This Intersex Runner Had Surgery to Compete. It Has Not Gone Well.

Annet Negesa, Uganda’s 800-meter Olympic hopeful, says she was advised to undergo an irreversible surgery because of naturally elevated testosterone levels. Her career has never been the same.

Malaysian Open to return to Asian Tour calendar in 2020

The Malaysian Open will return to the Asian Tour next year following a four-year hiatus, officials said on Monday.


Anak Krakatau: Giant blocks of rock litter ocean floor

Landslide debris from the collapsed Anak Krakatau volcano is imaged on the seabed for the first time.

U.N. Climate Talks End With Big Polluters Blocking Stronger Action

The United Nations secretary general, António Guterres, said countries had “lost an important opportunity” at the meeting in Madrid.

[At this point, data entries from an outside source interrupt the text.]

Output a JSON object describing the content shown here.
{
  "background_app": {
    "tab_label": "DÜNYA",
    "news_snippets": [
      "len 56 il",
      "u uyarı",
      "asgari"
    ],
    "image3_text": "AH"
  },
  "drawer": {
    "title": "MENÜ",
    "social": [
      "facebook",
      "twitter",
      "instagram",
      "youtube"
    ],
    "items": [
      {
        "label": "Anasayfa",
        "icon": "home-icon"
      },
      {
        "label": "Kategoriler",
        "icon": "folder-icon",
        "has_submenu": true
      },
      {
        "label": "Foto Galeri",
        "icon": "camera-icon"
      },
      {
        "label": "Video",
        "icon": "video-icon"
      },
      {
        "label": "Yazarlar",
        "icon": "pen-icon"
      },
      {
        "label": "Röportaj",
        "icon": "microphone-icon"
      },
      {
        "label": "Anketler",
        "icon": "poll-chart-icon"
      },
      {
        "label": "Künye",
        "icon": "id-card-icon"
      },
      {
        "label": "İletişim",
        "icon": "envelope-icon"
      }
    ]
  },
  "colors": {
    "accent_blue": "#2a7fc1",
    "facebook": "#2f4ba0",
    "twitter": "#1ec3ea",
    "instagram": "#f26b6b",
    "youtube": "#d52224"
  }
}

As U.N. Climate Talks Go to Overtime, a Battle for the ‘Spirit’ of the Paris Pact

World leaders meeting in Madrid remained at loggerheads on Saturday about whether they could commit, just on paper, to raise voluntary climate targets next year.

A Research Nonprofit Shutters TB Vaccine Effort and Lays Off Scientists

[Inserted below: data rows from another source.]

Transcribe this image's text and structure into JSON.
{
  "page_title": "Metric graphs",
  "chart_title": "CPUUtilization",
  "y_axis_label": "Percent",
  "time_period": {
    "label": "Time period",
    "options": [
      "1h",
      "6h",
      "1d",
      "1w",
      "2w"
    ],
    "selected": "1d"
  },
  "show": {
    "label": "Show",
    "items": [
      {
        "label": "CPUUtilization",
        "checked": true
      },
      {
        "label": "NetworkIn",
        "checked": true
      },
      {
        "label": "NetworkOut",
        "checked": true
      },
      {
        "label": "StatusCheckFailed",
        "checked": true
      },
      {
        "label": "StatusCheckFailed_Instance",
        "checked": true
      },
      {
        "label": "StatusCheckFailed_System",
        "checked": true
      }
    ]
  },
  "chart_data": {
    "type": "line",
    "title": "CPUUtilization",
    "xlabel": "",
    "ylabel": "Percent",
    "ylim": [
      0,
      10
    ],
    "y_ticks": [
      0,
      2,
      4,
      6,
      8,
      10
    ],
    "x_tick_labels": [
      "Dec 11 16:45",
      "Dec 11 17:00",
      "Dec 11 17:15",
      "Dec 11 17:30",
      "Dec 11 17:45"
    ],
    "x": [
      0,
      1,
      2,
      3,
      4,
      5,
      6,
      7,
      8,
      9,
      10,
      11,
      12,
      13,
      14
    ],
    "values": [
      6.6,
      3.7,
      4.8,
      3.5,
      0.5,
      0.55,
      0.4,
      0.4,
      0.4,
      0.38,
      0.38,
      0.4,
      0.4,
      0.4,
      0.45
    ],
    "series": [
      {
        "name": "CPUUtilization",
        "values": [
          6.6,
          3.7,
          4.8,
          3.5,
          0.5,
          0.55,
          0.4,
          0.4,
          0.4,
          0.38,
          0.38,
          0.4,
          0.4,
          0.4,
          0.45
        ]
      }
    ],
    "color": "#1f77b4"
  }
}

A financially troubled Seattle research institute cut back programs, leaving researchers to find new homes for work on infectious diseases like tuberculosis and leprosy.

To Prevent Deadly Infections, F.D.A. Approves the First Disposable ‘Scope’

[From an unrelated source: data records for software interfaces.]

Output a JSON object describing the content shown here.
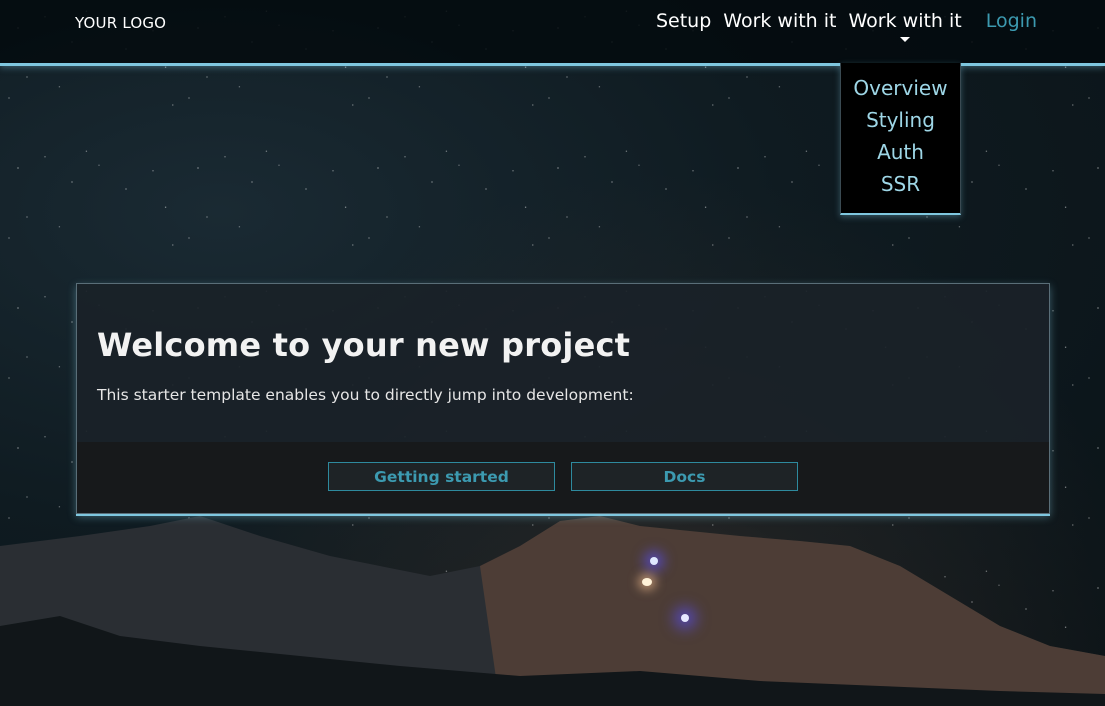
{
  "header": {
    "logo": "YOUR LOGO",
    "nav": {
      "setup": "Setup",
      "work1": "Work with it",
      "work2": "Work with it",
      "login": "Login"
    }
  },
  "dropdown": {
    "items": [
      "Overview",
      "Styling",
      "Auth",
      "SSR"
    ]
  },
  "card": {
    "title": "Welcome to your new project",
    "text": "This starter template enables you to directly jump into development:",
    "buttons": {
      "getting_started": "Getting started",
      "docs": "Docs"
    }
  },
  "colors": {
    "accent": "#7fc7df",
    "link": "#3c9ab0",
    "dropdown_text": "#9ed6e6"
  }
}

Reusable duodenoscopes infected patients in a series of notorious outbreaks. Now there’s a disposable model to be used just once.


Russia blocks Premier League broadcasts by Amazon's Twitch over lawsuit

A Russian court has blocked access to English Premier League game broadcasts by Amazon's Twitch after Russia's Rambler media group said it would sue the video streaming service over pirate broadcasts, the TASS news agency reported.

Google warns Turkish partners over new Android phones amid dispute

Google has told its Turkish business partners it will not be able to work with them on new Android phones to be released in Turkey, after the Turkish competition board ruled that changes Google made to its contracts were not acceptable.

2020 Campaigns Throw Their Hands Up on Disinformation

Few politicians have teams to spot false statements about them online, or to fight back before it spreads.

German union calls for pre-Christmas Amazon strike

Trade union Verdi called for workers at a key Amazon logistics centre in Germany to go on strike over the crucial final shopping days before Christmas, demanding better pay and conditions for workers there.

Telenor says Huawei will still play a role in 5G rollout

Telenor will use equipment from Huawei in building Norway's 5G network, the telecoms operator said on Sunday, one of several companies to continue working with the Chinese company despite U.S. pressure.